However, I think these complications and struggles were part of the reason why Jena was so informative and interesting for me, especially when thinking about American national identity. I've heard a lot of "go back to where you came from!" comments aimed towards POC immigrants, and also a lot of comments in response-- often along the lines of "the entire non-Native American population are descendants of European immigrants, so go back where you came from." I think these narratives are reflective of a complication of what it means to be American. Thinking about Germany and their former jus sanguinis laws (only recently changed to jus soli), only people with German blood and ancestry could be officially recognized as citizens. If this were the case in the US, only Native Americans would be allowed to be citizens, and the majority of people currently living in the country would no longer be legal residents. In any case or situation, it is extremely difficult and frustrating to be told, legally, socially, or otherwise, that you do not belong-- that you are an "alien" or a "visitor." However, I don't really hear these terms used towards Native Americans-- like I mentioned, I don't really think there is much of a narrative surrounding this population in hegemonic society. Perhaps this is a subversive, unconscious way to ignore faults in American history (much like the Civil War was a "fight for state's rights" and not over slavery...). Either way, this ignorance serves as a way to alienate and invalidate the Native American populations, their wants and their needs.

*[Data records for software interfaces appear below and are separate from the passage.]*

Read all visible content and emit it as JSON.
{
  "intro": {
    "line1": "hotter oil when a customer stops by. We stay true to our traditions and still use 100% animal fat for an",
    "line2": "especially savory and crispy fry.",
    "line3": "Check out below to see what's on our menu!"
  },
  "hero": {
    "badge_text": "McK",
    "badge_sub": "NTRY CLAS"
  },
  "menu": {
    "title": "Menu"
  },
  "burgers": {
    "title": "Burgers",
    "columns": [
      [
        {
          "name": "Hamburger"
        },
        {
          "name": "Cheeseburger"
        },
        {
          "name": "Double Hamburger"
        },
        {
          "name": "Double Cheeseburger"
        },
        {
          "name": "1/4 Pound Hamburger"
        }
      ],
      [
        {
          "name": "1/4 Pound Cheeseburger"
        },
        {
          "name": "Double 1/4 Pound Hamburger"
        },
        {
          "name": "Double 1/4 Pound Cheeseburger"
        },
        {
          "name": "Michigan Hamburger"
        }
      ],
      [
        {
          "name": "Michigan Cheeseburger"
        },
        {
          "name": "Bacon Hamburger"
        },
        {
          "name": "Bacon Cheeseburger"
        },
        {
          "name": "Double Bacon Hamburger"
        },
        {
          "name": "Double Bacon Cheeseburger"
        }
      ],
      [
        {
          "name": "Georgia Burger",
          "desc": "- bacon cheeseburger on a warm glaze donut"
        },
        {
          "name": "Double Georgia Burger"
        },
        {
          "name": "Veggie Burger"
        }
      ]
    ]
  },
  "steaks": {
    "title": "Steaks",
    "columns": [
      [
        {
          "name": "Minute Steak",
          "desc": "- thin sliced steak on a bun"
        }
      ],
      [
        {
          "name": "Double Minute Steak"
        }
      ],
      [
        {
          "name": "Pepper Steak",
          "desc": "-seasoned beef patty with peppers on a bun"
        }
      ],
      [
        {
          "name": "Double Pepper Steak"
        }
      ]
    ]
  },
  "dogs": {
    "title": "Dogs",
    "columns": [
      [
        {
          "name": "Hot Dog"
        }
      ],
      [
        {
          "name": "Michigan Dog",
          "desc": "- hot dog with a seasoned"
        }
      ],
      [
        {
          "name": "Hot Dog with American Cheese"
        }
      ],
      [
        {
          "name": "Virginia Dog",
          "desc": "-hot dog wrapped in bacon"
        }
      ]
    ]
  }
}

While over the past 5 weeks, I have learned that pinning down a definition for national identity is extremely difficult, as so many factors play into its formation and reformation. What makes a German a German and what makes an American an American is not entirely clear, and this fact is only clearer as I think more critically about my research project and post-war identity. However, I feel that it is easier to pin down what doesn't make a German a German, and same with Americans. It seems to be less complicated so complete "A German/American is not ____" rather than the same sentence in the affirmative. I don't think that anyone, including myself, would immediately think of a Native American as being "American" when asked to define a typical American national identity, even though, all things considered, Native Americans are more "American" than those with European heritage. And with sports teams and Halloween costumes that capitalize on the appropriation of their culture, it's easy to see how hegemonic structures are upheld